Hundreds of different synthetic designer drugs have poured into the United States in the past four years, with teens becoming one of the largest user groups. Oftentimes teens turn to synthetic designer drugs because they feel it is less scary or dangerous than interacting with drug dealers. “These drugs are being marketed and sold as legal alternatives to marijuana, cocaine, meth and heroin,” says John Scherbenske of the DEA to CNN. The producers skirt the line of legality, keeping designer drugs on the market by continually altering the chemical compositions by slight degrees so they are never considered controlled substances.
As more and more teens die from abusing drugs, cries for greater regulation have emerged. But until then, what can you do as a parent to keep your child safe? Read on to learn more about various synthetic designer drugs and what you can do to quickly identify the adverse reactions of designer drug abuse in teens that can potentially lead to life-threatening situations.
According to the National Institute on Drug Abuse, recent surges in synthetic cannabinoid overdoses have prompted officials to issue health warnings in several southern and northeastern U.S. states, and synthetic marijuana is the second-most commonly used among high school seniors, coming in just behind the real deal. Synthetic cannabinoids, known by names like Spice, K2, No More Mr. Nice Guy, and a slew of others are legal substances sold in smoke shops. However, don’t let this fool your teen—they are often more dangerous than actual marijuana as they are considerably more powerful.
What to look out for: If you suspect your teen may have used a synthetic cannabinoid, look for signs of anxiety and agitation, shaking, seizures, nausea, vomiting, hallucinations, paranoia, acts of violence and/or suicidal behavior.
Also known as 25I-NBOMe, synthetic hallucinogens (fake LSD) are quickly becoming known for their link to tragic teen deaths. 25I-NBOMe works by disrupting serotonin activity, the neurotransmitter that regulates sensory function, appetite, sleep, memory, interpersonal behavior and mood. “Precise statistics are not yet available, but it is believed the vast majority of 25I users are adolescents or college-age adults,” states teendrugrehabs.com.
What to look out for: If you suspect your teen may have consumed a synthetic hallucinogen, look for signs of visual and auditory hallucinations, delirium, aggression, paranoia, severe confusion, dysphoria and/or self-harm.
Bath salts are derivatives of cathinones (the primary active alkaloid in khat, a natural herbal stimulant). Bath salts are often marketed in a way specifically meant to target teens and young adults—powder in colorful packaging, a creative variety of street names and novelty stories of fun recreational usage come attached.

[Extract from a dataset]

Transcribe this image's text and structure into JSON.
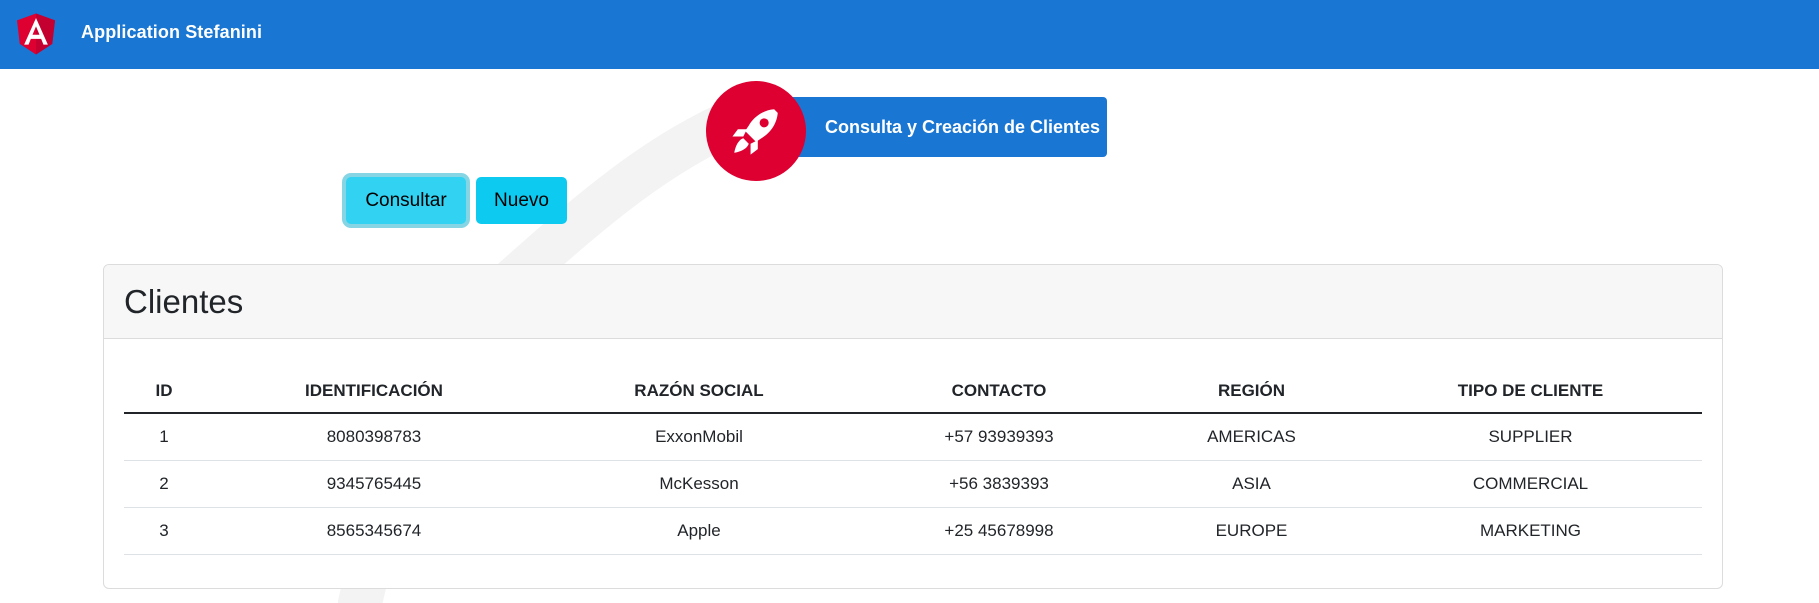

Best known for the Miami “zombie attack” from a few years past, bath salts are extremely dangerous as teen drug abuse of this highly addictive agent often leads to unpredictable behavior.
What to look out for: Symptoms similar to cocaine usages, including: extreme concentration, sexual stimulation, prolonged alertness, paranoia, jaw clenching, muscle tension or spasms, cardiac arrhythmias, mood enhancement (in either direction) and decreased appetite.
If your teen is struggling with abusing designer drugs, it may be time to seek professional help. “A treatment environment with a supportive structure can be helpful,” states the Journal of Addiction Science and Clinical Practice. “Addiction treatment is cost-effective, and even multiple episodes of treatment are worthwhile.” Pacific Quest can help guide your teen with a treatment plan tailored exclusively to them. Please call our Admissions team at 808-937-5806.